I accept that it is very difficult to deal with ragwort, and the Department finds doing so costly and time consuming. In the past year, the Department has been seriously distracted with the foot and mouth epidemic, which, as the hon. Gentleman will appreciate, has made it very difficult for us to give our full attention to such problems, but I assure him that we will continue to support bodies such as the National Equine Welfare Council, which does an excellent job in relation to this issue. Where appropriate, we will pursue complaints about ragwort, within our farmland and agricultural enterprise priorities, which can include equine activities.

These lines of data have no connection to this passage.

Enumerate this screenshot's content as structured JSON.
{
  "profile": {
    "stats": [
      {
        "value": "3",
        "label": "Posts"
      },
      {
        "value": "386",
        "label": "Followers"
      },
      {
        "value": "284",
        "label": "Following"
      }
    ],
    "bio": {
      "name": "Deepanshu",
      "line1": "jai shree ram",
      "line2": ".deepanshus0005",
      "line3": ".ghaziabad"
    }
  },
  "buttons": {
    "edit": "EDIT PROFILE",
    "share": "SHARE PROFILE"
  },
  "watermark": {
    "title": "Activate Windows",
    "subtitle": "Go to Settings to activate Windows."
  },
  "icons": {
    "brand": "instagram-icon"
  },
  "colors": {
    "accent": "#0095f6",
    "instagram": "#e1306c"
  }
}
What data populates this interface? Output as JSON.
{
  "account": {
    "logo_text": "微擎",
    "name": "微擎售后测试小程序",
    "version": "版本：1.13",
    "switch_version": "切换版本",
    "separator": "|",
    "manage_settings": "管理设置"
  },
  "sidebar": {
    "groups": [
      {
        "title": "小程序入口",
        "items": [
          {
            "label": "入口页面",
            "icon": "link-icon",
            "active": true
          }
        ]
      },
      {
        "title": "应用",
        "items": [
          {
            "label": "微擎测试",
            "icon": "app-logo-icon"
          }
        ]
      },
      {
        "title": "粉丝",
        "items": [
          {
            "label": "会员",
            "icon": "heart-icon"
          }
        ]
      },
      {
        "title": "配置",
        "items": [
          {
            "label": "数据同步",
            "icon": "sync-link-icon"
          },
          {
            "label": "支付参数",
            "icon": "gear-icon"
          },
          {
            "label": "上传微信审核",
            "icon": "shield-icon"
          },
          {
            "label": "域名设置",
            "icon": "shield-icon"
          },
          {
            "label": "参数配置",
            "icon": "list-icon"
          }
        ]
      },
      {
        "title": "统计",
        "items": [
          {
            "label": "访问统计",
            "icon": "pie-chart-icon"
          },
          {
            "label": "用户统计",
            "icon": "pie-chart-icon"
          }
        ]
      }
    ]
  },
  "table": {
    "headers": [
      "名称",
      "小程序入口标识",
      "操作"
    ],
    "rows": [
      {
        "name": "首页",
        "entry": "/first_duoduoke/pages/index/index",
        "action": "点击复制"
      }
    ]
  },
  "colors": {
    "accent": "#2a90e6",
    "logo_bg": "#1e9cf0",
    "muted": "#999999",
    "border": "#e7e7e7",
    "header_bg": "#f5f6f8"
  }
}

I also assure him that we shall continue, through our various agencies and Departments, to try to promote good practice in controlling the weed and, wherever possible, to try to disseminate that information.

Richard Younger-Ross

I appreciate the Minister's comments. This question was asked in the previous debate on ragwort, but is DEFRA considering any research programme on ragwort? Two years ago, the answer was negative, but having moved on two years, I hope that DEFRA has considered funding some research, especially into the equine side of the issue. Will he consider funding research into the possible risks to humans? It is a worldwide problem, so other people may be working on it elsewhere—

Mr. Deputy Speaker (Sir Alan Haselhurst)

Order. An intervention should be just that, and the Minister has very little time left to reply.

Mr. Morley

Thank you, Mr. Deputy Speaker.

I am not aware of any current research into the effects on human health, but I assure the hon. Gentleman that I will check with my Department and tell him in writing what we know about the situation. I repeat that the Department has commissioned an ADAS research project on ragwort and its control, with particular reference to horses. We are funding research into the most efficient ways to control the weed, and I very much hope that that helps the livestock sector.

Although I would not want to mislead the hon. Gentleman about the difficulty, costs and resource implications to DEFRA in relation to ragwort control, I want to assure him that we take it seriously, that we will continue to work with interested organisations on research and development, and that we will do what we can to play an appropriate role, alongside the responsibility of landowners and livestock owners, to minimise the risk to livestock that the weed presents.

Question put and agreed to.

Adjourned accordingly at one minute to Eleven o'clock.